Exercise prompt:
Every entry below must be reproduced exactly.

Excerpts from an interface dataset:
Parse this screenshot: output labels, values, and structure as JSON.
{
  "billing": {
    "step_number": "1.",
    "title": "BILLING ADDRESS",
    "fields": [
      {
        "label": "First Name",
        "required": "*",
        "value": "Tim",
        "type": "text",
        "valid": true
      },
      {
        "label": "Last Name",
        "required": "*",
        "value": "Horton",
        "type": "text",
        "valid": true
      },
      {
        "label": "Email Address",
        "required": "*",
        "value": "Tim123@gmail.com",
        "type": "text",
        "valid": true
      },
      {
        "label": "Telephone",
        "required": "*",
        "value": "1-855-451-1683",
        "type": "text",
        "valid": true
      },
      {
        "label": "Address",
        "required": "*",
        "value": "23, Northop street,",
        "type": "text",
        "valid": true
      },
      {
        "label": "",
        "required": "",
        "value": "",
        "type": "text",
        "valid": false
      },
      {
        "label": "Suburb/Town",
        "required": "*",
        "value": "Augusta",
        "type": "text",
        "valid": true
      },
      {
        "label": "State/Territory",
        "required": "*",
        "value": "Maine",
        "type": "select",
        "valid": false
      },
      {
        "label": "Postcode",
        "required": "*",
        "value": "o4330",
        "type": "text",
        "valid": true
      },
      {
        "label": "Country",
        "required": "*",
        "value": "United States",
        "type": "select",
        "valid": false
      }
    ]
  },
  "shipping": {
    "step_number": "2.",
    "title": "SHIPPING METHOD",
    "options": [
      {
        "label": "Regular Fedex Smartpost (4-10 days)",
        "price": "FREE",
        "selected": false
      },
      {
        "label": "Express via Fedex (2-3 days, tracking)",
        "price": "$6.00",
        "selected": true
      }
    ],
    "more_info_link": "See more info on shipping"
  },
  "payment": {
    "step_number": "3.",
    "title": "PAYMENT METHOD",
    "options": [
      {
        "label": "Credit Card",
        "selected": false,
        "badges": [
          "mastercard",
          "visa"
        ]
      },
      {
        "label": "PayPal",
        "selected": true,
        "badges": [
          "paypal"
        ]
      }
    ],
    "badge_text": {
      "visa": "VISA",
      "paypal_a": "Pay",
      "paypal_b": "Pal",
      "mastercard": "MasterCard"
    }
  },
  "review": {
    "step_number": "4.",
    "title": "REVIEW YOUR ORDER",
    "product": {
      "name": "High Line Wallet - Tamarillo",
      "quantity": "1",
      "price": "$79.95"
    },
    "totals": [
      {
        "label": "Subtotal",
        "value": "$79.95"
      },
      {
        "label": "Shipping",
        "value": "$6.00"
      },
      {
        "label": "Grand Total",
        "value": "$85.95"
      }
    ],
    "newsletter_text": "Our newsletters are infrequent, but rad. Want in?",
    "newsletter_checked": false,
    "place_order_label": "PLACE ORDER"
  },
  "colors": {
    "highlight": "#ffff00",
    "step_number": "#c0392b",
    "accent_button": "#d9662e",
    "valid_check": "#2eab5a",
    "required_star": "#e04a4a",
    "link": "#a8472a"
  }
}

Response for this exercise:
Parse this screenshot: output labels, values, and structure as JSON.
{
  "billing": {
    "step_number": "1.",
    "title": "BILLING ADDRESS",
    "fields": [
      {
        "label": "First Name",
        "required": "*",
        "value": "Tim",
        "type": "text",
        "valid": true
      },
      {
        "label": "Last Name",
        "required": "*",
        "value": "Horton",
        "type": "text",
        "valid": true
      },
      {
        "label": "Email Address",
        "required": "*",
        "value": "Tim123@gmail.com",
        "type": "text",
        "valid": true
      },
      {
        "label": "Telephone",
        "required": "*",
        "value": "1-855-451-1683",
        "type": "text",
        "valid": true
      },
      {
        "label": "Address",
        "required": "*",
        "value": "23, Northop street,",
        "type": "text",
        "valid": true
      },
      {
        "label": "",
        "required": "",
        "value": "",
        "type": "text",
        "valid": false
      },
      {
        "label": "Suburb/Town",
        "required": "*",
        "value": "Augusta",
        "type": "text",
        "valid": true
      },
      {
        "label": "State/Territory",
        "required": "*",
        "value": "Maine",
        "type": "select",
        "valid": false
      },
      {
        "label": "Postcode",
        "required": "*",
        "value": "o4330",
        "type": "text",
        "valid": true
      },
      {
        "label": "Country",
        "required": "*",
        "value": "United States",
        "type": "select",
        "valid": false
      }
    ]
  },
  "shipping": {
    "step_number": "2.",
    "title": "SHIPPING METHOD",
    "options": [
      {
        "label": "Regular Fedex Smartpost (4-10 days)",
        "price": "FREE",
        "selected": false
      },
      {
        "label": "Express via Fedex (2-3 days, tracking)",
        "price": "$6.00",
        "selected": true
      }
    ],
    "more_info_link": "See more info on shipping"
  },
  "payment": {
    "step_number": "3.",
    "title": "PAYMENT METHOD",
    "options": [
      {
        "label": "Credit Card",
        "selected": false,
        "badges": [
          "mastercard",
          "visa"
        ]
      },
      {
        "label": "PayPal",
        "selected": true,
        "badges": [
          "paypal"
        ]
      }
    ],
    "badge_text": {
      "visa": "VISA",
      "paypal_a": "Pay",
      "paypal_b": "Pal",
      "mastercard": "MasterCard"
    }
  },
  "review": {
    "step_number": "4.",
    "title": "REVIEW YOUR ORDER",
    "product": {
      "name": "High Line Wallet - Tamarillo",
      "quantity": "1",
      "price": "$79.95"
    },
    "totals": [
      {
        "label": "Subtotal",
        "value": "$79.95"
      },
      {
        "label": "Shipping",
        "value": "$6.00"
      },
      {
        "label": "Grand Total",
        "value": "$85.95"
      }
    ],
    "newsletter_text": "Our newsletters are infrequent, but rad. Want in?",
    "newsletter_checked": false,
    "place_order_label": "PLACE ORDER"
  },
  "colors": {
    "highlight": "#ffff00",
    "step_number": "#c0392b",
    "accent_button": "#d9662e",
    "valid_check": "#2eab5a",
    "required_star": "#e04a4a",
    "link": "#a8472a"
  }
}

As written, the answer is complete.